But here is a very good guide for you to save money with your car insurance. This article simplifies your search and shows you what you should be looking for.
If you want to dance, you gotta pay the disco; and the cover charge for driving is car insurance: you gotta have it (and play whatever music you want).
The List’s Jimmy Rhoades has some tips for making sure you don’t pay too much for the auto insurance you have to have on What’s The Deal.
Here are some tips for making sure you don’t pay too much for the auto insurance you have to have.
I spoke with Nick Musica the Director of Content at DMV.org – which, to be clear, is NOT the regular DMV, it’s a privately owned online resource for auto-related information and services.
“It’s really in everyone’s best interest to shop for car insurance maybe every six months,” said Musica. “And when you do shop for car insurance, get at least three quotes, because every car insurance company rates differently.”

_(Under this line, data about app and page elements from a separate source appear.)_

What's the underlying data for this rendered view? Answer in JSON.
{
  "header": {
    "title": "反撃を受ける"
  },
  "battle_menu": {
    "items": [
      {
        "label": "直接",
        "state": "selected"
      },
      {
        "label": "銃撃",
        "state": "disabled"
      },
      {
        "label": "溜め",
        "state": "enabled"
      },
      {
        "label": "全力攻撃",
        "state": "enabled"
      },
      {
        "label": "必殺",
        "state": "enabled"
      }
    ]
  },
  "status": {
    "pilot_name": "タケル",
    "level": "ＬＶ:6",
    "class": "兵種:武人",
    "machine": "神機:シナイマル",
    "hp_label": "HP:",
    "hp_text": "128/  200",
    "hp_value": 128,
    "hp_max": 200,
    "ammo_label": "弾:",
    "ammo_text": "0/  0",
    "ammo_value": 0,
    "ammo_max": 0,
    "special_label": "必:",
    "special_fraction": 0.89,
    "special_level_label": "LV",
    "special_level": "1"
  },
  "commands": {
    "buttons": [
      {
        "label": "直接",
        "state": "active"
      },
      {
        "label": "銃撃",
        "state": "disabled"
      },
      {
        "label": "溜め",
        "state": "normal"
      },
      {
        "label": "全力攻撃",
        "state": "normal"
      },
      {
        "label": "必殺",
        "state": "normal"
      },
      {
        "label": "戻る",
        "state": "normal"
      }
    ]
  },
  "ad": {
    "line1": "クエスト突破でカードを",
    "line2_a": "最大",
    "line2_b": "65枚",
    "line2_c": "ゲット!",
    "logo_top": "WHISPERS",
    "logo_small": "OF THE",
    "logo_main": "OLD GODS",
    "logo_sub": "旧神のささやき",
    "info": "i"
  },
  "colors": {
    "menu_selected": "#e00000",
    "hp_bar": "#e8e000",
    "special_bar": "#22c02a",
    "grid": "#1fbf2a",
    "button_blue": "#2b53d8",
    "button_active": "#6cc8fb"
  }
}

Okay, let’s unpack that last bit of information: What does Nick mean when he says companies “rate differently”? “All the companies have rating engines. For example, a company collecting data on education, they may not use that as a rating factor, until they find one day that statistically it means something.”
So if you’ve ever wondered why the online forms ask you questions that seem to have nothing to do with driving, just remember: it’s all about data sets and correlation. One company might correlate advanced degrees with lower risk, and give you a discount for having a master’s degree. But others won’t.
But EVERY company is taking all that seemingly irrelevant information – about your education, your job, your credit rating – and comparing it against data sets regarding accidents, points, and payouts. As soon as there’s a strong enough correlation between, say, education and accidents – bam! – that information will trigger a rate adjustment.
It’s not personal. It’s business.
So the reason you shop around for three quotes at least once a year is that seemingly unrelated life events – like getting a degree, or improving your credit score – might lower your rates.
Street parking’s always a bad idea, because it increases the risk of damage or theft. For some companies, driveway parking results in the lowest rates, because people bump into things going in and out of their garages and file more claims to fix the scratches and dents. And if there’s a break-in to your home, thieves have access to your locked, attached garage, where they can chop your car into parts in complete privacy.
Again, where you park won’t affect every policy. Some policies won’t even ask. But the ones that do are making a correlation between where you park and the data sets of all their past payouts for claims.
It’s not personal. It’s business.
Avoid The Points
As Nick from DMV.org says, “You go too fast and you accumulate a bucket of speeding tickets, your rates are going to go up.” Obvious, right?
That said, if you think you have a case, fight the ticket! There’s even an app for that.
Off the Record for iPhone connects you with a vetted lawyer who will fight your traffic ticket for a flat fee of $250, which is refunded if he or she doesn’t win. If you do win, they’ll keep the $250, but you’ll make that money back by avoiding points on your record that will jack up your premiums.
Look, it’s not personal, it’s business. Insurance companies are looking at you as a number, so make them win your business with a good number on your bottom line.
Now it is time for you to get the best car insurance quotes.